Payne is a former Cardinal who spent ten seasons with John Calipari in Lexington. Will that relationship and the feelings BBN has for Payne change the tone of the rivalry? Both coaches believe that will be the case, at least for 364 days a year.
On Monday, Payne made an appearance on Jon Rothstein’s podcast, and he shared a story about what Calipari told him after he accepted the job.
“The first thing I have to tell you, this is funny, Cal was speaking to someone, and he called me after he did a speech, and he said, ‘Kenny, I have to tell you what I said to this group. There will be one day a year when I’m going to try to beat Kenny Payne’s head in. I love him, but I want to beat his head in, and he’s going to try to beat my head in.’”
Both coaches are going to want to win every time they face off in the UK vs. UofL rivalry.
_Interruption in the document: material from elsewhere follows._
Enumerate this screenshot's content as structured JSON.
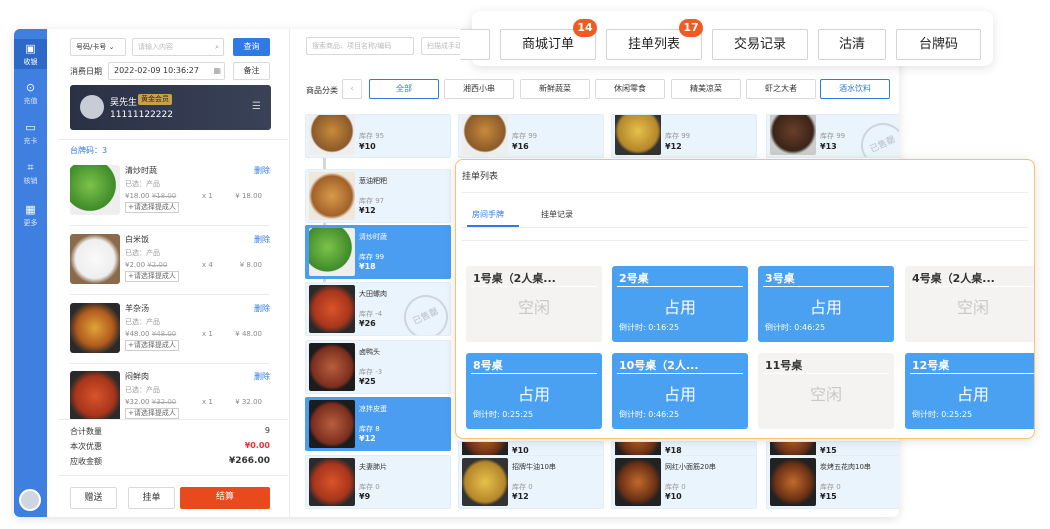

However, Payne added that nothing will ever trump their friendship.
“Cal is a friend, a mentor, a person that I’ve learned so much from and I love him as a person and his family, Ellen, Brad, and the girls. But also, we both are competitive men. We both want a culture of winning. And that in no way will be, from my side or his side, I don’t believe — it won’t be the negative hatred for John Calipari from me. It’ll be a game that I’m going try to do everything in my power to help my team win and he’s going to do the same. I hope I win by one, but we’ll see how that goes and regardless of what happens, we’re going to give it our best shot.”
We have heard Calipari publicly voice his support for Payne taking the job. Payne talked about Cal being one of the first to reach out.
“Cal was probably one of the first people to say, ‘Kenny, it’s an unbelievable job. It has all the things you just said. It has a great tradition; it has great facilities. It’s a basketball school. You’ve got to — it’s your home. You’ve got to seriously consider it and I hope you take it, for you and for that community.’ He was one of the first people to do that and say that to me.”
Payne talked a lot about the lessons he has learned from both Tom Thibodeau, while with the New York Knicks, and Calipari.
The most valuable lesson he learned from Cal? Keep the players first.
You can listen to Payne’s entire interview on Rothstein’s podcast below.